- YOUR ASSIGNMENT: Determine how many lines of the data below contain "server", then give only that number.

- DATASET EXCERPTS:
%%

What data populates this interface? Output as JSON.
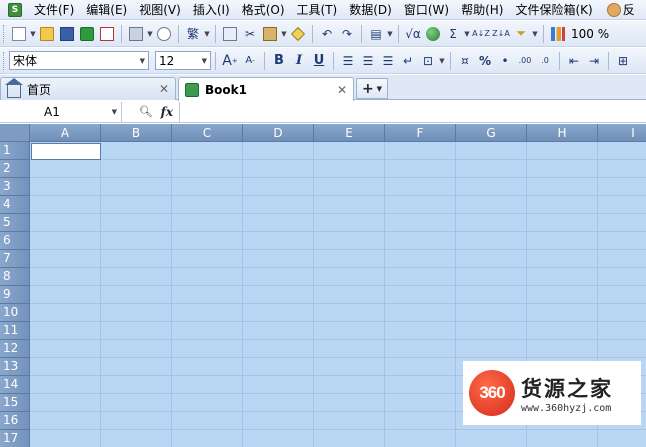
{
  "app": {
    "icon_label": "S"
  },
  "menu": {
    "items": [
      "文件(F)",
      "编辑(E)",
      "视图(V)",
      "插入(I)",
      "格式(O)",
      "工具(T)",
      "数据(D)",
      "窗口(W)",
      "帮助(H)",
      "文件保险箱(K)"
    ],
    "user_label": "反"
  },
  "toolbar": {
    "traditional_label": "繁",
    "sqrt_label": "√α",
    "sum_label": "Σ",
    "sort_asc_label": "A↓Z",
    "sort_desc_label": "Z↓A",
    "zoom": "100 %"
  },
  "format_toolbar": {
    "font_name": "宋体",
    "font_size": "12",
    "grow_font": "A",
    "shrink_font": "A",
    "bold": "B",
    "italic": "I",
    "underline": "U",
    "percent": "%",
    "comma": "•",
    "inc_decimal": ".00",
    "dec_decimal": ".0"
  },
  "tabs": [
    {
      "label": "首页"
    },
    {
      "label": "Book1"
    }
  ],
  "tab_add": "+",
  "formula_bar": {
    "cell_ref": "A1",
    "fx": "fx"
  },
  "sheet": {
    "columns": [
      "A",
      "B",
      "C",
      "D",
      "E",
      "F",
      "G",
      "H",
      "I"
    ],
    "rows": [
      "1",
      "2",
      "3",
      "4",
      "5",
      "6",
      "7",
      "8",
      "9",
      "10",
      "11",
      "12",
      "13",
      "14",
      "15",
      "16",
      "17"
    ],
    "selection_color": "#b9d7f5",
    "header_color": "#7e9cc2"
  },
  "watermark": {
    "badge": "360",
    "title": "货源之家",
    "url": "www.360hyzj.com"
  }
}
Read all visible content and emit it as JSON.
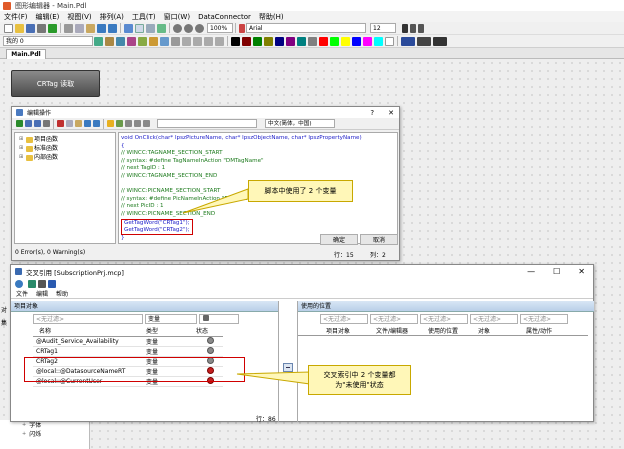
{
  "app": {
    "title": "图形编辑器 - Main.Pdl",
    "menus": [
      "文件(F)",
      "编辑(E)",
      "视图(V)",
      "排列(A)",
      "工具(T)",
      "窗口(W)",
      "DataConnector",
      "帮助(H)"
    ],
    "zoom": "100%",
    "font_name": "Arial",
    "font_size": "12",
    "layer": "我的 0",
    "doc_tab": "Main.Pdl",
    "canvas_button": "CRTag 读取"
  },
  "editor": {
    "title": "编辑操作",
    "lang": "中文(简体，中国)",
    "tree": [
      "项目函数",
      "标准函数",
      "内部函数"
    ],
    "code": [
      "void OnClick(char* lpszPictureName, char* lpszObjectName, char* lpszPropertyName)",
      "{",
      "// WINCC:TAGNAME_SECTION_START",
      "// syntax: #define TagNameInAction \"DMTagName\"",
      "// next TagID : 1",
      "// WINCC:TAGNAME_SECTION_END",
      "",
      "// WINCC:PICNAME_SECTION_START",
      "// syntax: #define PicNameInAction \"PictureName\"",
      "// next PicID : 1",
      "// WINCC:PICNAME_SECTION_END",
      "GetTagWord(\"CRTag1\");",
      "GetTagWord(\"CRTag2\");",
      "}"
    ],
    "status": "0 Error(s), 0 Warning(s)",
    "ok": "确定",
    "cancel": "取消",
    "row_label": "行：15",
    "col_label": "列：2"
  },
  "callout1": "脚本中使用了 2 个变量",
  "xref": {
    "title": "交叉引用 [SubscriptionPrj.mcp]",
    "menus": [
      "文件",
      "编辑",
      "帮助"
    ],
    "left_header": "项目对象",
    "right_header": "使用的位置",
    "filter": "<无过滤>",
    "filter_type": "变量",
    "cols": [
      "名称",
      "类型",
      "状态"
    ],
    "rows": [
      {
        "name": "@Audit_Service_Availability",
        "type": "变量",
        "status": "gray"
      },
      {
        "name": "CRTag1",
        "type": "变量",
        "status": "gray"
      },
      {
        "name": "CRTag2",
        "type": "变量",
        "status": "gray"
      },
      {
        "name": "@local::@DatasourceNameRT",
        "type": "变量",
        "status": "red"
      },
      {
        "name": "@local::@CurrentUser",
        "type": "变量",
        "status": "red"
      }
    ],
    "right_cols": [
      "项目对象",
      "文件/编辑器",
      "使用的位置",
      "对象",
      "属性/动作"
    ],
    "row_count": "行：86"
  },
  "callout2": "交叉索引中 2 个变量都为\"未使用\"状态",
  "bg": {
    "side_a": "对",
    "side_b": "集",
    "tree": [
      "字体",
      "闪烁"
    ]
  },
  "colors": {
    "accent": "#c00000",
    "callout": "#fff7b8"
  }
}
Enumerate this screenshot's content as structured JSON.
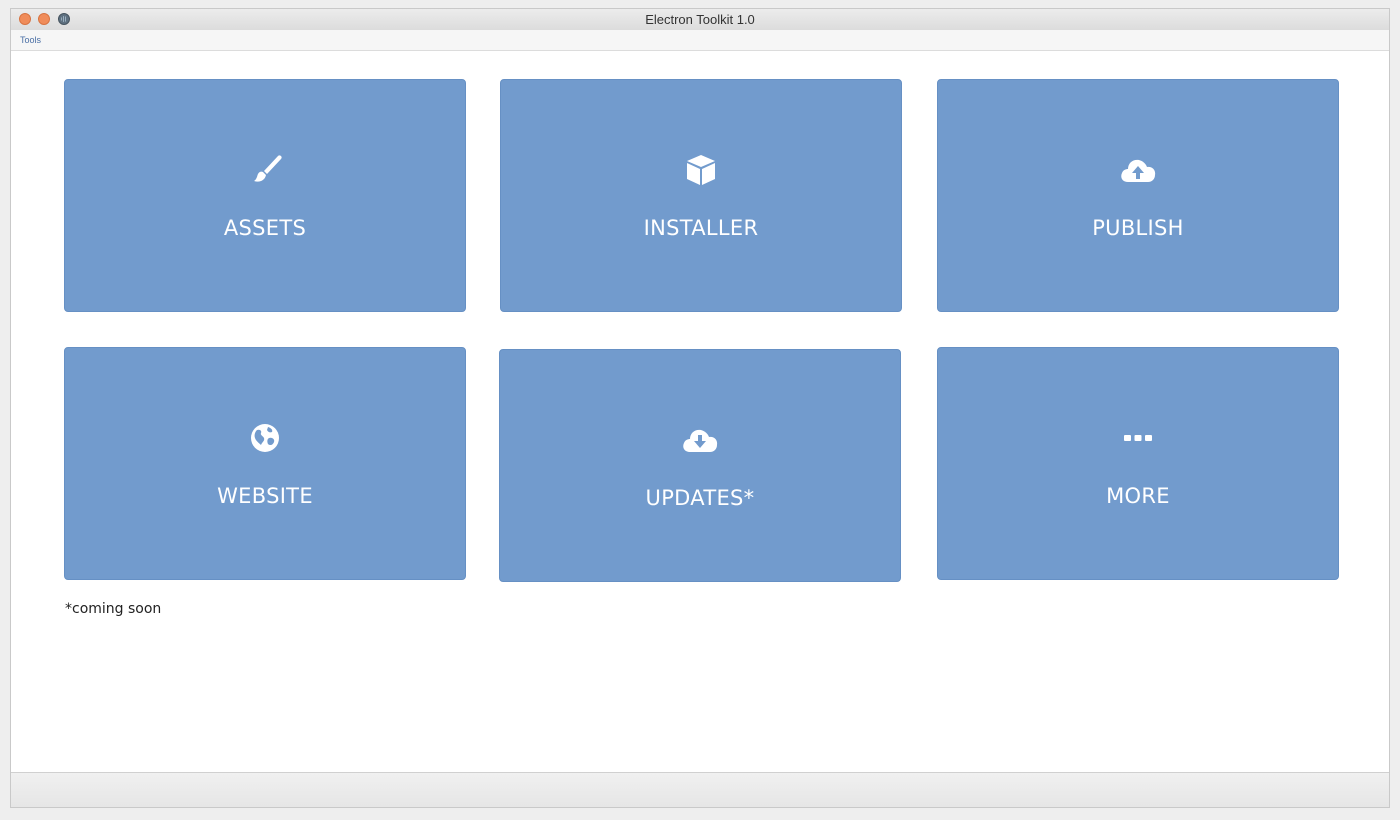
{
  "window": {
    "title": "Electron Toolkit 1.0"
  },
  "menubar": {
    "items": [
      "Tools"
    ]
  },
  "tiles": [
    {
      "label": "ASSETS",
      "icon": "paintbrush-icon"
    },
    {
      "label": "INSTALLER",
      "icon": "cube-icon"
    },
    {
      "label": "PUBLISH",
      "icon": "cloud-upload-icon"
    },
    {
      "label": "WEBSITE",
      "icon": "globe-icon"
    },
    {
      "label": "UPDATES*",
      "icon": "cloud-download-icon"
    },
    {
      "label": "MORE",
      "icon": "ellipsis-icon"
    }
  ],
  "footnote": "*coming soon",
  "colors": {
    "tile": "#729bcd",
    "accent": "#4a6fa5"
  }
}
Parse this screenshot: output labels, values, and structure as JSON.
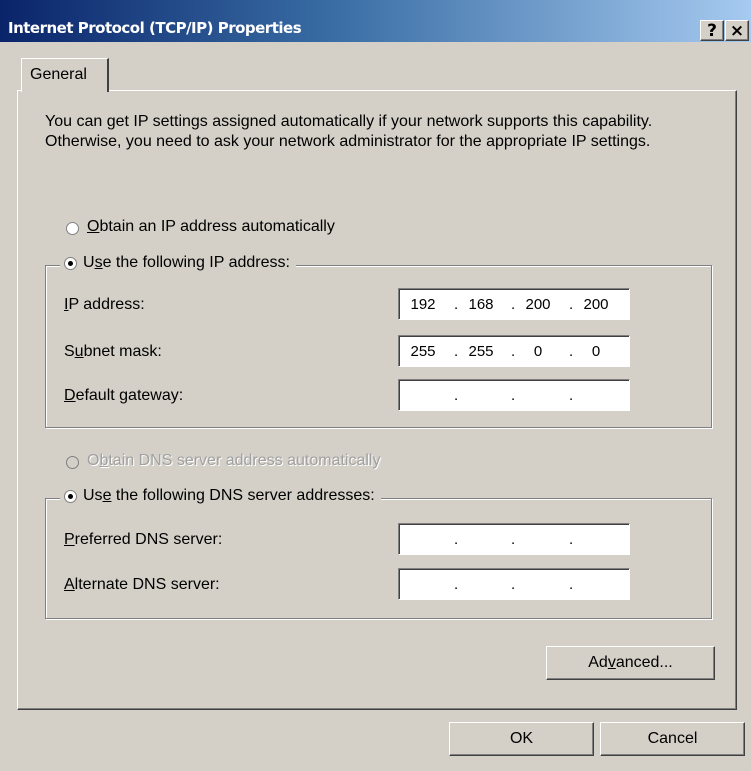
{
  "window": {
    "title": "Internet Protocol (TCP/IP) Properties",
    "help_button": "?",
    "close_button": "×"
  },
  "tabs": [
    {
      "label": "General"
    }
  ],
  "description": "You can get IP settings assigned automatically if your network supports this capability. Otherwise, you need to ask your network administrator for the appropriate IP settings.",
  "ip": {
    "auto_option": {
      "prefix": "",
      "accel": "O",
      "rest": "btain an IP address automatically",
      "selected": false
    },
    "manual_option": {
      "prefix": "U",
      "accel": "s",
      "rest": "e the following IP address:",
      "selected": true
    },
    "fields": [
      {
        "pre": "",
        "accel": "I",
        "rest": "P address:",
        "octets": [
          "192",
          "168",
          "200",
          "200"
        ]
      },
      {
        "pre": "S",
        "accel": "u",
        "rest": "bnet mask:",
        "octets": [
          "255",
          "255",
          "0",
          "0"
        ]
      },
      {
        "pre": "",
        "accel": "D",
        "rest": "efault gateway:",
        "octets": [
          "",
          "",
          "",
          ""
        ]
      }
    ]
  },
  "dns": {
    "auto_option": {
      "prefix": "O",
      "accel": "b",
      "rest": "tain DNS server address automatically",
      "selected": false,
      "disabled": true
    },
    "manual_option": {
      "prefix": "Us",
      "accel": "e",
      "rest": " the following DNS server addresses:",
      "selected": true
    },
    "fields": [
      {
        "pre": "",
        "accel": "P",
        "rest": "referred DNS server:",
        "octets": [
          "",
          "",
          "",
          ""
        ]
      },
      {
        "pre": "",
        "accel": "A",
        "rest": "lternate DNS server:",
        "octets": [
          "",
          "",
          "",
          ""
        ]
      }
    ]
  },
  "buttons": {
    "advanced": {
      "pre": "Ad",
      "accel": "v",
      "rest": "anced..."
    },
    "ok": "OK",
    "cancel": "Cancel"
  }
}
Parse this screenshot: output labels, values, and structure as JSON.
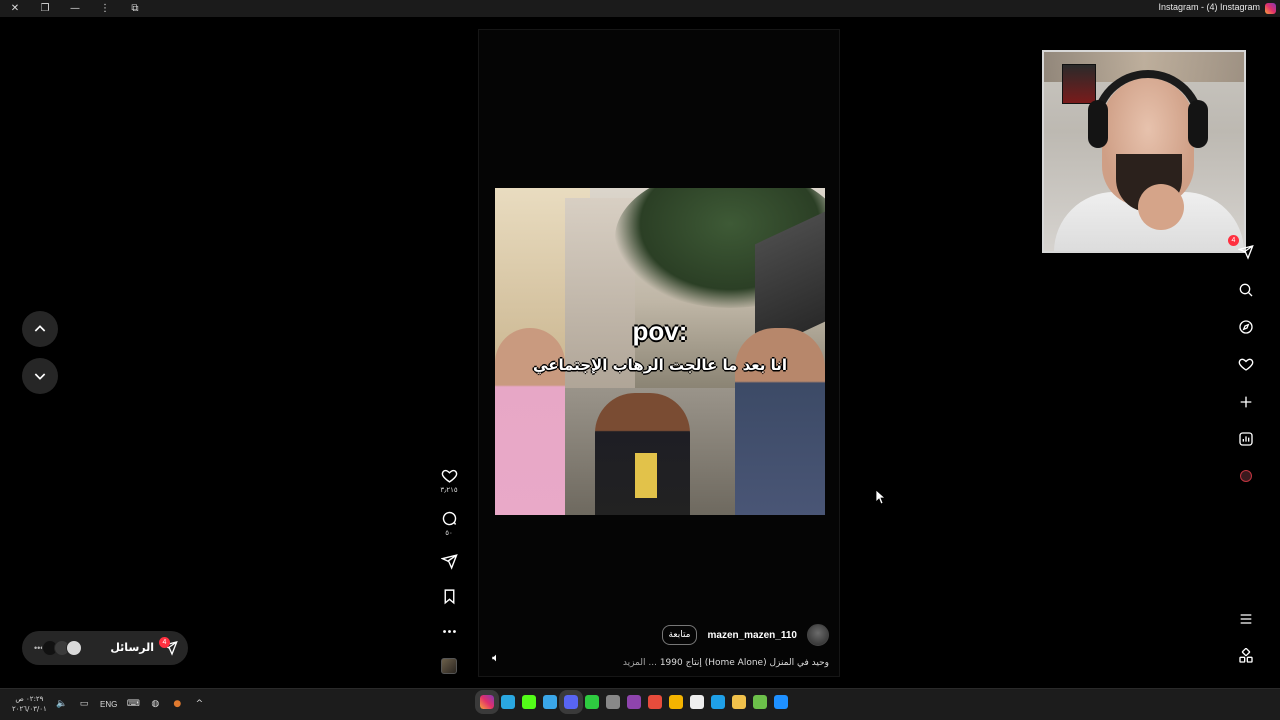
{
  "window": {
    "title": "Instagram - (4) Instagram",
    "controls": [
      "close-icon",
      "restore-icon",
      "minimize-icon",
      "more-icon",
      "extension-icon"
    ]
  },
  "reel": {
    "caption_en": "pov:",
    "caption_ar": "انا بعد ما عالجت الرهاب الإجتماعي",
    "author": "mazen_mazen_110",
    "follow_label": "متابعة",
    "description": "وحيد في المنزل (Home Alone) إنتاج 1990",
    "more_label": "... المزيد"
  },
  "actions": {
    "likes": "٣٫٢١٥",
    "comments": "٥٠"
  },
  "sidebar": {
    "notification_count": "4",
    "icons": [
      "instagram-icon",
      "reels-icon",
      "video-icon",
      "messages-icon",
      "search-icon",
      "explore-icon",
      "heart-icon",
      "create-icon",
      "dashboard-icon",
      "profile-icon",
      "menu-icon",
      "more-apps-icon"
    ]
  },
  "messages": {
    "label": "الرسائل",
    "badge": "4"
  },
  "taskbar": {
    "time": "٠٢:٢٩ ص",
    "date": "٢٠٢٦/٠٣/٠١",
    "lang": "ENG"
  },
  "colors": {
    "background": "#000000",
    "badge": "#ff3040",
    "accent_gradient": [
      "#f9a23a",
      "#e1306c",
      "#833ab4"
    ]
  }
}
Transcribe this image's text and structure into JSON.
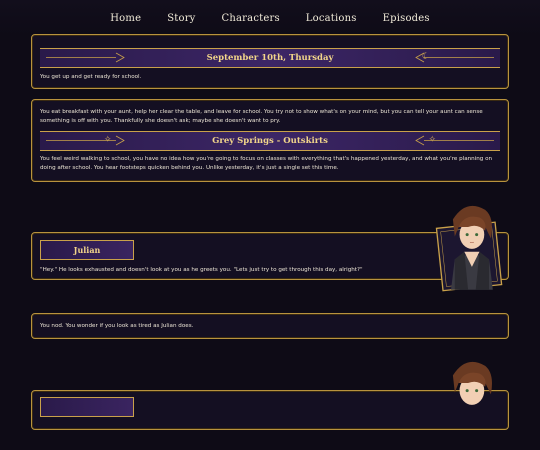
{
  "nav": {
    "items": [
      "Home",
      "Story",
      "Characters",
      "Locations",
      "Episodes"
    ]
  },
  "entries": {
    "date_banner": "September 10th, Thursday",
    "p1": "You get up and get ready for school.",
    "p2": "You eat breakfast with your aunt, help her clear the table, and leave for school. You try not to show what's on your mind, but you can tell your aunt can sense something is off with you. Thankfully she doesn't ask; maybe she doesn't want to pry.",
    "location_banner": "Grey Springs - Outskirts",
    "p3": "You feel weird walking to school, you have no idea how you're going to focus on classes with everything that's happened yesterday, and what you're planning on doing after school. You hear footsteps quicken behind you. Unlike yesterday, it's just a single set this time.",
    "speaker": "Julian",
    "dialogue": "\"Hey.\" He looks exhausted and doesn't look at you as he greets you. \"Lets just try to get through this day, alright?\"",
    "p4": "You nod. You wonder if you look as tired as Julian does."
  },
  "colors": {
    "background": "#0e0b16",
    "card": "#140f22",
    "gold": "#c9a14a",
    "banner_purple": "#3c2666",
    "title_gold": "#f2d68a"
  }
}
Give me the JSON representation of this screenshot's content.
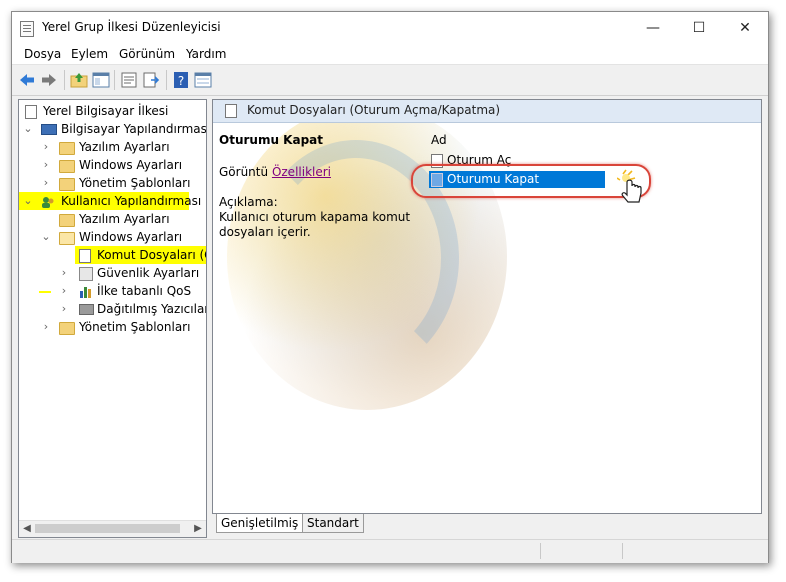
{
  "window": {
    "title": "Yerel Grup İlkesi Düzenleyicisi",
    "min_glyph": "—",
    "max_glyph": "☐",
    "close_glyph": "✕"
  },
  "menu": [
    "Dosya",
    "Eylem",
    "Görünüm",
    "Yardım"
  ],
  "toolbar": {
    "icons": [
      "back-arrow-icon",
      "forward-arrow-icon",
      "up-folder-icon",
      "show-hide-tree-icon",
      "properties-icon",
      "export-list-icon",
      "help-icon",
      "console-view-icon"
    ]
  },
  "tree": {
    "root": "Yerel Bilgisayar İlkesi",
    "computer_config": "Bilgisayar Yapılandırması",
    "software_settings_1": "Yazılım Ayarları",
    "windows_settings_1": "Windows Ayarları",
    "admin_templates_1": "Yönetim Şablonları",
    "user_config": "Kullanıcı Yapılandırması",
    "software_settings_2": "Yazılım Ayarları",
    "windows_settings_2": "Windows Ayarları",
    "scripts": "Komut Dosyaları (Ot",
    "security_settings": "Güvenlik Ayarları",
    "qos": "İlke tabanlı QoS",
    "printers": "Dağıtılmış Yazıcılar",
    "admin_templates_2": "Yönetim Şablonları"
  },
  "right": {
    "header": "Komut Dosyaları (Oturum Açma/Kapatma)",
    "item_title": "Oturumu Kapat",
    "display_prefix": "Görüntü",
    "display_link": "Özellikleri",
    "desc_label": "Açıklama:",
    "desc_text_1": "Kullanıcı oturum kapama komut",
    "desc_text_2": "dosyaları içerir.",
    "col_name": "Ad",
    "list": [
      "Oturum Aç",
      "Oturumu Kapat"
    ]
  },
  "tabs": [
    "Genişletilmiş",
    "Standart"
  ],
  "colors": {
    "highlight": "#ffff00",
    "selection": "#0078d7",
    "callout": "#d9453a",
    "link": "#800080"
  }
}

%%

- ANSWER TO THIS TASK: 4